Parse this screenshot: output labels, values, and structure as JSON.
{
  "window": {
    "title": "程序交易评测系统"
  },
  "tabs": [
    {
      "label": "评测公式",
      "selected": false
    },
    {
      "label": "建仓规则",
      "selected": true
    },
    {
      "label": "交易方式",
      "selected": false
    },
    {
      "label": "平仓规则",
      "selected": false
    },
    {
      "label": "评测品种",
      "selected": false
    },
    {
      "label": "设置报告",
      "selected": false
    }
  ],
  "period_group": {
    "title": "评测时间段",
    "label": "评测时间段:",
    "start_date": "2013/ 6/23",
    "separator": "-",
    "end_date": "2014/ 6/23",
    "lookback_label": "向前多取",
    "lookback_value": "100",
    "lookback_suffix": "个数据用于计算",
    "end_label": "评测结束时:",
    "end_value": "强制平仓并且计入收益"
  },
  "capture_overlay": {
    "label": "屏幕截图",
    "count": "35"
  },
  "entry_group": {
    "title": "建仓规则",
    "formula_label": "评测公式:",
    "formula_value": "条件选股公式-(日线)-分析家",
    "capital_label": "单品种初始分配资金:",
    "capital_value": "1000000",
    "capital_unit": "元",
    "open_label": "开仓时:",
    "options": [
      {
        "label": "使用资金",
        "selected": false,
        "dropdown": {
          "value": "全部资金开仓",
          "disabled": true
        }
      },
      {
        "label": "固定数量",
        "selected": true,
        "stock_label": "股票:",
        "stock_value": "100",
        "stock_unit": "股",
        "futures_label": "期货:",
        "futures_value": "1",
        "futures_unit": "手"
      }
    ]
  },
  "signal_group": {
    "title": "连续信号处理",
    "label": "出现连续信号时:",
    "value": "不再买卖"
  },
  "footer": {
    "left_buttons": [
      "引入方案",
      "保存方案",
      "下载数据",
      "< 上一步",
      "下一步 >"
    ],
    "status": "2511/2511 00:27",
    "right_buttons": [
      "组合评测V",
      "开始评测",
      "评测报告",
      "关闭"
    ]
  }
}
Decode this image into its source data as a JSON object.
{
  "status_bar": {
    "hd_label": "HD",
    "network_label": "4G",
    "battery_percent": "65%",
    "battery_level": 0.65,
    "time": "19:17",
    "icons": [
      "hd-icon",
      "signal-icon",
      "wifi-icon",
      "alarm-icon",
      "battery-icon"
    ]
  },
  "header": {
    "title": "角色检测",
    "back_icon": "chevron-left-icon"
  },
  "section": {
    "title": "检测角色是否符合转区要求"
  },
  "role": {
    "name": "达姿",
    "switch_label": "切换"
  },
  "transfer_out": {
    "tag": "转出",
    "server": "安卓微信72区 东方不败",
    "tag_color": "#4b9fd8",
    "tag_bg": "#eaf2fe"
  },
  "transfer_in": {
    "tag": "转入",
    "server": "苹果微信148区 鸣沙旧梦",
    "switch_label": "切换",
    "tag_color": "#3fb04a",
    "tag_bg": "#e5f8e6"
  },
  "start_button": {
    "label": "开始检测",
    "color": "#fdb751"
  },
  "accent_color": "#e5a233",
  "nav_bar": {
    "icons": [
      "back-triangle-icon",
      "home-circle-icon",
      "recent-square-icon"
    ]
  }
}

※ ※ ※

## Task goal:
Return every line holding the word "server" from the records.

## Exercise answer:
    "server": "安卓微信72区 东方不败",
    "server": "苹果微信148区 鸣沙旧梦",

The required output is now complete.